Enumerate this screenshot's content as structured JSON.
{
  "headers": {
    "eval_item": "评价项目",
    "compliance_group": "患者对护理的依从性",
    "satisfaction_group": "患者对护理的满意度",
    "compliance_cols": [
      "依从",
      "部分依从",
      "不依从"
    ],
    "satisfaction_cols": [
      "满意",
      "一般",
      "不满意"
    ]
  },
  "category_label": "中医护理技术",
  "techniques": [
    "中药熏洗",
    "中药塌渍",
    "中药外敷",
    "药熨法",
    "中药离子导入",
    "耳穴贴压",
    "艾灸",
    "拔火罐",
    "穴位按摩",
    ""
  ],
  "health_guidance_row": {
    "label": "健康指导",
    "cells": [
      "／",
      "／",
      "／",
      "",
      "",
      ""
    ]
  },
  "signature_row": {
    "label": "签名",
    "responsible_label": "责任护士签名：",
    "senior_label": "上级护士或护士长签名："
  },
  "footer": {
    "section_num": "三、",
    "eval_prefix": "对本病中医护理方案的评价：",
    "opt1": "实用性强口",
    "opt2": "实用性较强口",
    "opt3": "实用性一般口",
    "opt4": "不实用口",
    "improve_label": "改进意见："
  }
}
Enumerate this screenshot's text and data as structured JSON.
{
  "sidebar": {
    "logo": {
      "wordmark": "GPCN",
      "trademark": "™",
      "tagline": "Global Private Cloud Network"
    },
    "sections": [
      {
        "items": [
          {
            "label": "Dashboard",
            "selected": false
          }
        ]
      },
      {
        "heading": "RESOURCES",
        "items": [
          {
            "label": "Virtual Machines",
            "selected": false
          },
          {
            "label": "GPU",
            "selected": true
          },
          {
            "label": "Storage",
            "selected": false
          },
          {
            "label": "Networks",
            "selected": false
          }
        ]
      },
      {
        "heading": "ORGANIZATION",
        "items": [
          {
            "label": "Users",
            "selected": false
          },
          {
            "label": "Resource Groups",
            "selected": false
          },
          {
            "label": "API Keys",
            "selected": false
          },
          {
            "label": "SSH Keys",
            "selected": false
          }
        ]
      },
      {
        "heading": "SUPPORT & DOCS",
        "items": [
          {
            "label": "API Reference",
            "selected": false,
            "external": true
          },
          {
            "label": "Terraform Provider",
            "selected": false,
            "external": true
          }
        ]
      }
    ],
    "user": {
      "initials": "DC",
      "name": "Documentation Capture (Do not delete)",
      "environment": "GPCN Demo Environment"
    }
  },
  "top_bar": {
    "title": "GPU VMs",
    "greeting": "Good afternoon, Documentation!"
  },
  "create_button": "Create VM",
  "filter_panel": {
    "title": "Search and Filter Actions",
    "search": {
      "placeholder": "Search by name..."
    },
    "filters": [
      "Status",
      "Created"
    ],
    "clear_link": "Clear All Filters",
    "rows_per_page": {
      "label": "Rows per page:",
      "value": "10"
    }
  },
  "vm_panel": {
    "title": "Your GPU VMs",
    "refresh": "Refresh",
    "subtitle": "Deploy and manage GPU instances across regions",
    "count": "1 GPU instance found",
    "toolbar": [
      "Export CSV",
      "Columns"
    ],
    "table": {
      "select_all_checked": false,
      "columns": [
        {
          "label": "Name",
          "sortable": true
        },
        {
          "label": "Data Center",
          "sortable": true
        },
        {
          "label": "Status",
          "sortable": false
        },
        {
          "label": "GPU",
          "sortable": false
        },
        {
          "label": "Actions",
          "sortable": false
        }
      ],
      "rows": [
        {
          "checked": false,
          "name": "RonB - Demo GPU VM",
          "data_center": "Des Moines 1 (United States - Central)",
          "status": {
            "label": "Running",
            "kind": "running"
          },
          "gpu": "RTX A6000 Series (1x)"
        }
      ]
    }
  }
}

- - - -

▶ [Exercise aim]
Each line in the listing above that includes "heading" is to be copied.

▶ [Response for this exercise]
        "heading": "RESOURCES",
        "heading": "ORGANIZATION",
        "heading": "SUPPORT & DOCS",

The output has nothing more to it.